═════ DATA

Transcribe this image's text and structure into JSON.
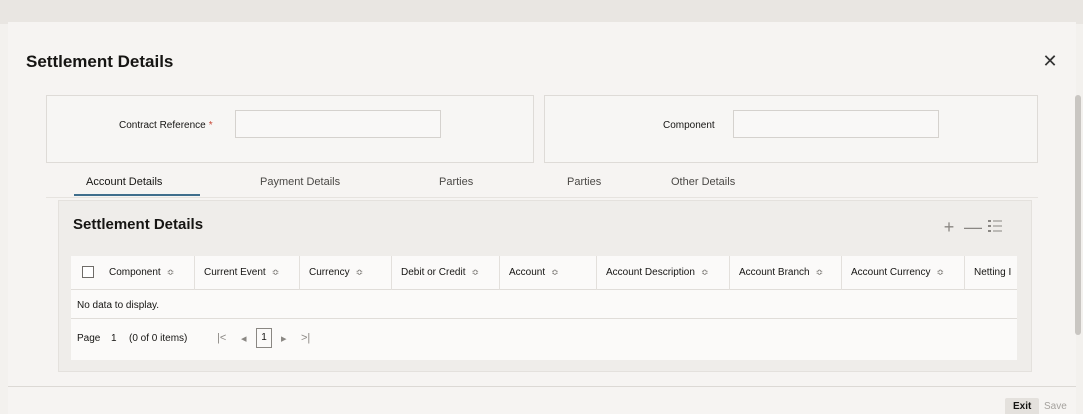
{
  "dialog": {
    "title": "Settlement Details",
    "close_icon": "close-icon"
  },
  "form": {
    "contract_reference_label": "Contract Reference",
    "required_mark": "*",
    "contract_reference_value": "",
    "component_label": "Component",
    "component_value": ""
  },
  "tabs": [
    {
      "label": "Account Details",
      "active": true
    },
    {
      "label": "Payment Details",
      "active": false
    },
    {
      "label": "Parties",
      "active": false
    },
    {
      "label": "Parties",
      "active": false
    },
    {
      "label": "Other Details",
      "active": false
    }
  ],
  "section": {
    "title": "Settlement Details"
  },
  "toolbar": {
    "add_icon": "plus-icon",
    "remove_icon": "minus-icon",
    "columns_icon": "list-icon"
  },
  "grid": {
    "columns": [
      "Component",
      "Current Event",
      "Currency",
      "Debit or Credit",
      "Account",
      "Account Description",
      "Account Branch",
      "Account Currency",
      "Netting I"
    ],
    "empty_text": "No data to display."
  },
  "pagination": {
    "page_label": "Page",
    "page_value": "1",
    "items_text": "(0 of 0 items)",
    "first_glyph": "|<",
    "prev_glyph": "◂",
    "current_page": "1",
    "next_glyph": "▸",
    "last_glyph": ">|"
  },
  "footer": {
    "exit_label": "Exit",
    "save_label": "Save"
  },
  "colors": {
    "accent": "#3f6e8c",
    "required": "#c74634"
  }
}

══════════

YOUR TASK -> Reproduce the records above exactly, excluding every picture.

RESPONSE TO THIS EXERCISE ->
Transcribe this image's text and structure into JSON.
{
  "dialog": {
    "title": "Settlement Details",
    "close_icon": "close-icon"
  },
  "form": {
    "contract_reference_label": "Contract Reference",
    "required_mark": "*",
    "contract_reference_value": "",
    "component_label": "Component",
    "component_value": ""
  },
  "tabs": [
    {
      "label": "Account Details",
      "active": true
    },
    {
      "label": "Payment Details",
      "active": false
    },
    {
      "label": "Parties",
      "active": false
    },
    {
      "label": "Parties",
      "active": false
    },
    {
      "label": "Other Details",
      "active": false
    }
  ],
  "section": {
    "title": "Settlement Details"
  },
  "toolbar": {
    "add_icon": "plus-icon",
    "remove_icon": "minus-icon",
    "columns_icon": "list-icon"
  },
  "grid": {
    "columns": [
      "Component",
      "Current Event",
      "Currency",
      "Debit or Credit",
      "Account",
      "Account Description",
      "Account Branch",
      "Account Currency",
      "Netting I"
    ],
    "empty_text": "No data to display."
  },
  "pagination": {
    "page_label": "Page",
    "page_value": "1",
    "items_text": "(0 of 0 items)",
    "first_glyph": "|<",
    "prev_glyph": "◂",
    "current_page": "1",
    "next_glyph": "▸",
    "last_glyph": ">|"
  },
  "footer": {
    "exit_label": "Exit",
    "save_label": "Save"
  },
  "colors": {
    "accent": "#3f6e8c",
    "required": "#c74634"
  }
}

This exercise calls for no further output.